#### Data

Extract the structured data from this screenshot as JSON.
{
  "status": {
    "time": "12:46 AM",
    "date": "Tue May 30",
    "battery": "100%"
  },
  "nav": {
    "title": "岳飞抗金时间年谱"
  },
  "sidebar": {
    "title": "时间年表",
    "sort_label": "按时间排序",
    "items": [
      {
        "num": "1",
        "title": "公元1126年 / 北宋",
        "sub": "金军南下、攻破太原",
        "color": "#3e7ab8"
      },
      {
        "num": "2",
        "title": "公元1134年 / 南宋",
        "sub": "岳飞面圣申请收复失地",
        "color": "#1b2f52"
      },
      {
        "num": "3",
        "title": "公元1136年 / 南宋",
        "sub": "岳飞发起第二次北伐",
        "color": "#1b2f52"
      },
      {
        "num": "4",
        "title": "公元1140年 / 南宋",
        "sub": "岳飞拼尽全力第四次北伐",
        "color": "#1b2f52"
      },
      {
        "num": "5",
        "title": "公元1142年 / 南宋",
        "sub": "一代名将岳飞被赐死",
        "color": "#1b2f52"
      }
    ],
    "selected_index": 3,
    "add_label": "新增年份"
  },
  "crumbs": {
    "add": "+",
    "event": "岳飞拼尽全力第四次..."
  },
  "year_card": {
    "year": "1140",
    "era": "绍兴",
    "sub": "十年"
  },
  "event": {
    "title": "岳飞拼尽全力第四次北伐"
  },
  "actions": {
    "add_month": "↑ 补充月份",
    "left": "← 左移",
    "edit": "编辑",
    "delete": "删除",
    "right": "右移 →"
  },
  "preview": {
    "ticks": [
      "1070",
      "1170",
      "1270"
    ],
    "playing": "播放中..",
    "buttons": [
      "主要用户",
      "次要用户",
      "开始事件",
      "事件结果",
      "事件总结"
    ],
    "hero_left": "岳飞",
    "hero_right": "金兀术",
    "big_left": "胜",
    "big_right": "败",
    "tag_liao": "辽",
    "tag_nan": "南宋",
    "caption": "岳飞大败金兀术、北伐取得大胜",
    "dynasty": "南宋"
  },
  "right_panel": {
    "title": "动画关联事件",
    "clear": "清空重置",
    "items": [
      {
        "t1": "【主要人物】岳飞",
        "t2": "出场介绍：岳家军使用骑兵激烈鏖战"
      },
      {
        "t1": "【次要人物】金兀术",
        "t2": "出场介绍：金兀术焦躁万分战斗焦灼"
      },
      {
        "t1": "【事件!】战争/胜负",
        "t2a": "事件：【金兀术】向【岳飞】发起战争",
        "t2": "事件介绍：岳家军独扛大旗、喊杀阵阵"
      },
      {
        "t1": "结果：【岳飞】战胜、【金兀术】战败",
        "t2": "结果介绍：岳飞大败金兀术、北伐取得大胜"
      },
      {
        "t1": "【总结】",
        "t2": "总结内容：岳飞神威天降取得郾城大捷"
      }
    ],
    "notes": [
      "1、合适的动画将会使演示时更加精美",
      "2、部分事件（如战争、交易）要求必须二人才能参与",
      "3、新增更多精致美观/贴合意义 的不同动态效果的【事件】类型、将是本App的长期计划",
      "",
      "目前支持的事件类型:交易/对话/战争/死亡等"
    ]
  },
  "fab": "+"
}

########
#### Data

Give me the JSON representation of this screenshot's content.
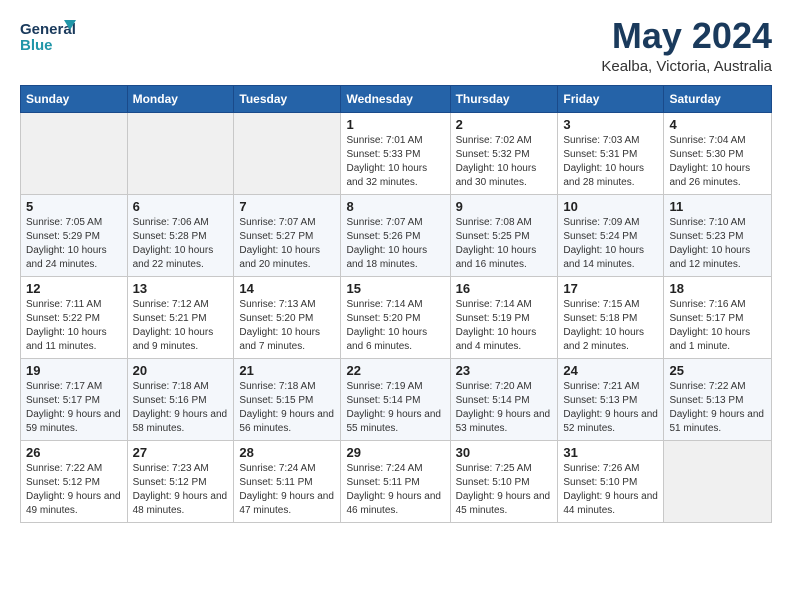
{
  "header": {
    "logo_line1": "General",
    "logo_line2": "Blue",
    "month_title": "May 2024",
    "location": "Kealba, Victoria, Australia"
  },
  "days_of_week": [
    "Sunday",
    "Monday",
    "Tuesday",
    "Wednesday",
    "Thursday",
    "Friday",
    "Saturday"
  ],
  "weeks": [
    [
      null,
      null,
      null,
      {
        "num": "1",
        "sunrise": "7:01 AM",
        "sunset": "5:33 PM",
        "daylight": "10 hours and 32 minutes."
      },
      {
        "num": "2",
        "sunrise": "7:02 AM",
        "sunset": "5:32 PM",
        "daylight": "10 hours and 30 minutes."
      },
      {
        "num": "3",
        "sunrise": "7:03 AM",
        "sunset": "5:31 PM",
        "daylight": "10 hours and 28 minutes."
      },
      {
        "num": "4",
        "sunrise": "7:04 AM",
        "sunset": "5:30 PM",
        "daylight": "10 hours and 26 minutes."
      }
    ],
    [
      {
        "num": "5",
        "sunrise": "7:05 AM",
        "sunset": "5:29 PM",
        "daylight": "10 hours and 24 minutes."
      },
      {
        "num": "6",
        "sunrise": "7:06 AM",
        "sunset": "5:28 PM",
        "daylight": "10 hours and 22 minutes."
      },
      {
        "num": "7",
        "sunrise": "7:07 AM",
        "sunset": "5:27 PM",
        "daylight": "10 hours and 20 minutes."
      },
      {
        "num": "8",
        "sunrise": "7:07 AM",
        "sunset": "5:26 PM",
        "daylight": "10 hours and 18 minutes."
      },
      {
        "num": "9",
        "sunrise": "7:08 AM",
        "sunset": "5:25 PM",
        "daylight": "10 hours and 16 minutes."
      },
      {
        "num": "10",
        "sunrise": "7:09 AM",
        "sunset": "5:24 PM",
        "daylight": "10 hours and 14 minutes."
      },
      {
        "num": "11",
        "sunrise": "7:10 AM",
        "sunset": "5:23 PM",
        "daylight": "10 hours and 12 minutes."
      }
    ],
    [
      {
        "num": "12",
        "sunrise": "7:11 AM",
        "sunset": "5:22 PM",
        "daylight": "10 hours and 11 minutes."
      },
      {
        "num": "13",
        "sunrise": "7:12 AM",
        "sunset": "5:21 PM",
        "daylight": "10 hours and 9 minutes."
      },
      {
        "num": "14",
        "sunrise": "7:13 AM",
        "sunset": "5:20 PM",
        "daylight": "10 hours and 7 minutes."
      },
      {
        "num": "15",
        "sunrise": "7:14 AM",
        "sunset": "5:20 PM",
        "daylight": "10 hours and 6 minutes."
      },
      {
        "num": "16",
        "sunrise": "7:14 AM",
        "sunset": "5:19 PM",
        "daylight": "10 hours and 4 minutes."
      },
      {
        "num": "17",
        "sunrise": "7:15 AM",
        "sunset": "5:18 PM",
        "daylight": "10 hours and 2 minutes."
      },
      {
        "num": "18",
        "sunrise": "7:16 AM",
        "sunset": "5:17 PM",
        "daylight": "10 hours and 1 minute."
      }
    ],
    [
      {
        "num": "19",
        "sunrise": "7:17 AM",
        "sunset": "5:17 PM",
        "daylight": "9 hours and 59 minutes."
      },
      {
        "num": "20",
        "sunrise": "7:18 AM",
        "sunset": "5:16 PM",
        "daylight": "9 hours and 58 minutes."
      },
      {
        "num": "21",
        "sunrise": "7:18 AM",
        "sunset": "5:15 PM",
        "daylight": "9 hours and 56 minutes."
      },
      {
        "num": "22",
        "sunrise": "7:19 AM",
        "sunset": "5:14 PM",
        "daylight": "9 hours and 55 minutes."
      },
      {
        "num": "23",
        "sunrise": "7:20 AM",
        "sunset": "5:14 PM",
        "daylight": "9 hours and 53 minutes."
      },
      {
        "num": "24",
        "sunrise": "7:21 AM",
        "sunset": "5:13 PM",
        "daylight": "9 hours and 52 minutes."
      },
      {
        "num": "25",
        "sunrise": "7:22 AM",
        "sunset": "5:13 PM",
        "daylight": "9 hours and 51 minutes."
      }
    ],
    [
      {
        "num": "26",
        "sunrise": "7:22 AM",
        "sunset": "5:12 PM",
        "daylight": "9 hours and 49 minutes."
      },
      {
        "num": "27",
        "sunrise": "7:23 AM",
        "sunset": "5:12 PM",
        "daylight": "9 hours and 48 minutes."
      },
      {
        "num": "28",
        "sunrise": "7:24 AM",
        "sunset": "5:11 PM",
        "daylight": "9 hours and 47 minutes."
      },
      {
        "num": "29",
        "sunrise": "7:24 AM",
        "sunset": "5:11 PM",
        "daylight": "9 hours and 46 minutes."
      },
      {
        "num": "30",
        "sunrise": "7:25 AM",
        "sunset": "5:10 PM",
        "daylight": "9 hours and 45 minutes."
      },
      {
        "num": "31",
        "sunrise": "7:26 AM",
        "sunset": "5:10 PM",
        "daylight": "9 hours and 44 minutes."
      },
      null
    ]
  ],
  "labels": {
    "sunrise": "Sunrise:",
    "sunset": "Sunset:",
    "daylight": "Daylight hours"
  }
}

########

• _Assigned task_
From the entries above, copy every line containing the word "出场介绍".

• _Exercise solution_
        "t2": "出场介绍：岳家军使用骑兵激烈鏖战"
        "t2": "出场介绍：金兀术焦躁万分战斗焦灼"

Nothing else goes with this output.